CINEMA Mithunam has been well received by audiences of all ages
Tanikella Bharani comes across as an easygoing person who does not appear to get bogged down by anything. His demeanour and body language put you at ease and he seems to be waiting to sit back and laugh.
His directorial debut Mithunam has been well received by the audience and the nuances in his cinematic essay have dazzled cinema goers.
His years on the stage as an actor and playwright appear to have paid off. Bharani has been able to speak the idiom of generations gone by and bring it alive on the screen. The subtle hints of love and affection expressed by the two characters leave you hungering for more.
“I cannot say I expected the movie to be so well received,” says Bharani. “I am very happy that my directorial debut has gone down well. I actually looked at it as some sort of net practice, but it turned out to be a tournament final performance.”
He adds, “The theatre managers and audience tell me that this is for the first time after so many years that the entire family was watching the same movie. In fact there are many cases where three generations of people have come to the theatre to watch it.”
The subdued performance by the two characters SPB and Lakshmi have contributed to the film’s immense success.
The simple theme of the unspoken love and affection between a husband and wife that blooms again during retirement has struck a chord among the elderly. Mithunam is about the glaring absence of children from the lives of this couple. This is a reality that most families face today.
Bharani says that for long the elderly have been feeling neglected and cinema makers appear to have forgotten their existence. All the movies today are about youth and puppy love. Further, the treatment of the narrative often makes it difficult for the entire family to watch a movie together.

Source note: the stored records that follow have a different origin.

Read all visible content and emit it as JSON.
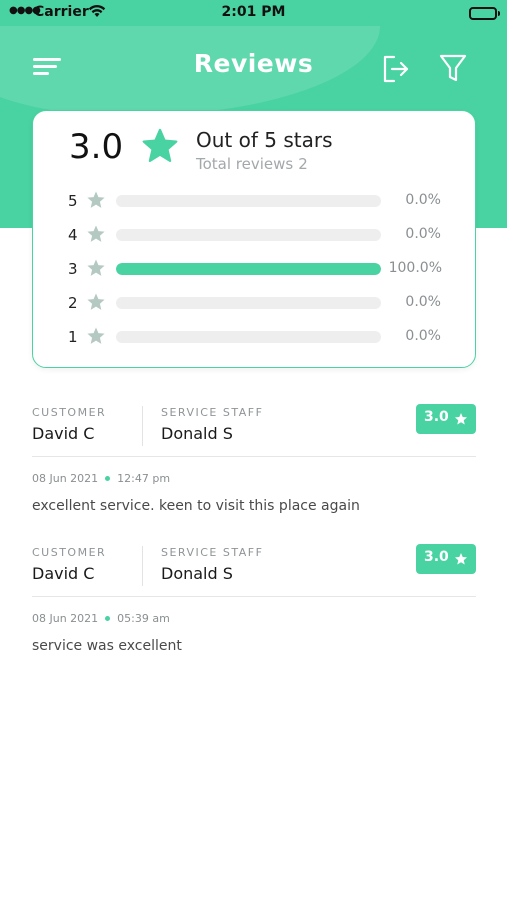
{
  "status_bar": {
    "carrier": "Carrier",
    "time": "2:01 PM"
  },
  "header": {
    "title": "Reviews",
    "icons": [
      "menu-icon",
      "logout-icon",
      "filter-icon"
    ]
  },
  "summary": {
    "average": "3.0",
    "out_of": "Out of 5 stars",
    "total_label": "Total reviews",
    "total_count": "2",
    "rows": [
      {
        "stars": "5",
        "percent": "0.0%",
        "fill": 0
      },
      {
        "stars": "4",
        "percent": "0.0%",
        "fill": 0
      },
      {
        "stars": "3",
        "percent": "100.0%",
        "fill": 1
      },
      {
        "stars": "2",
        "percent": "0.0%",
        "fill": 0
      },
      {
        "stars": "1",
        "percent": "0.0%",
        "fill": 0
      }
    ]
  },
  "reviews": [
    {
      "customer_label": "CUSTOMER",
      "customer": "David C",
      "staff_label": "SERVICE STAFF",
      "staff": "Donald S",
      "rating": "3.0",
      "date": "08 Jun 2021",
      "time": "12:47 pm",
      "comment": "excellent service. keen to visit this place again"
    },
    {
      "customer_label": "CUSTOMER",
      "customer": "David C",
      "staff_label": "SERVICE STAFF",
      "staff": "Donald S",
      "rating": "3.0",
      "date": "08 Jun 2021",
      "time": "05:39 am",
      "comment": "service was excellent"
    }
  ],
  "colors": {
    "accent": "#4ad3a2",
    "track": "#eeeeee",
    "muted_star": "#b5c9c3"
  }
}
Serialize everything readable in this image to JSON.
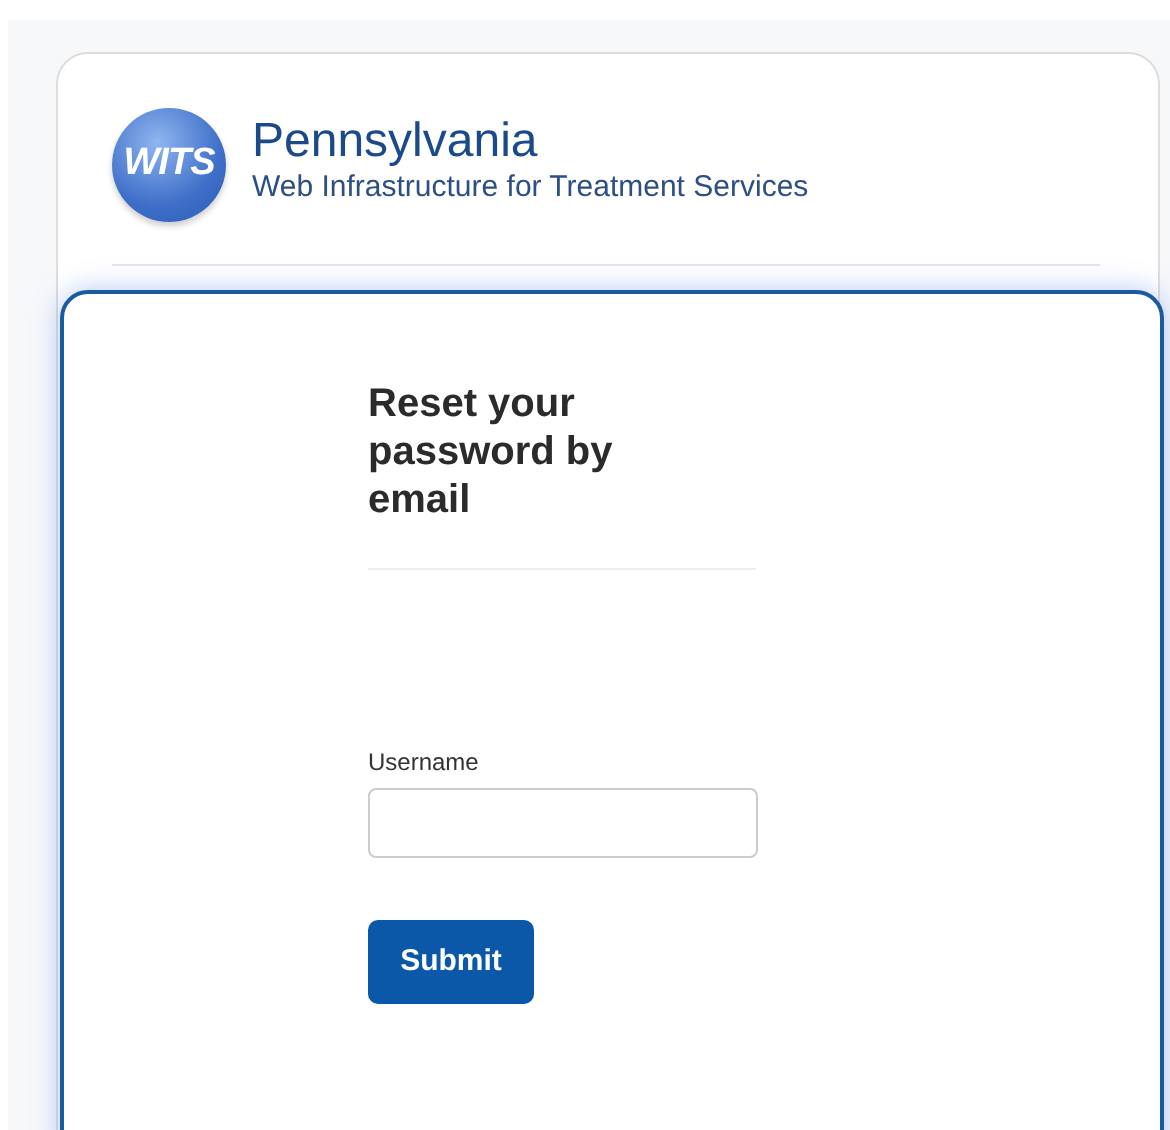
{
  "header": {
    "logo_text": "WITS",
    "title": "Pennsylvania",
    "subtitle": "Web Infrastructure for Treatment Services"
  },
  "form": {
    "heading": "Reset your password by email",
    "field": {
      "label": "Username"
    },
    "button": "Submit"
  }
}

“After the accolades I have received for this movie I don’t know what else is left to achieve,” says Bharani. “I suppose only silence lies beyond.”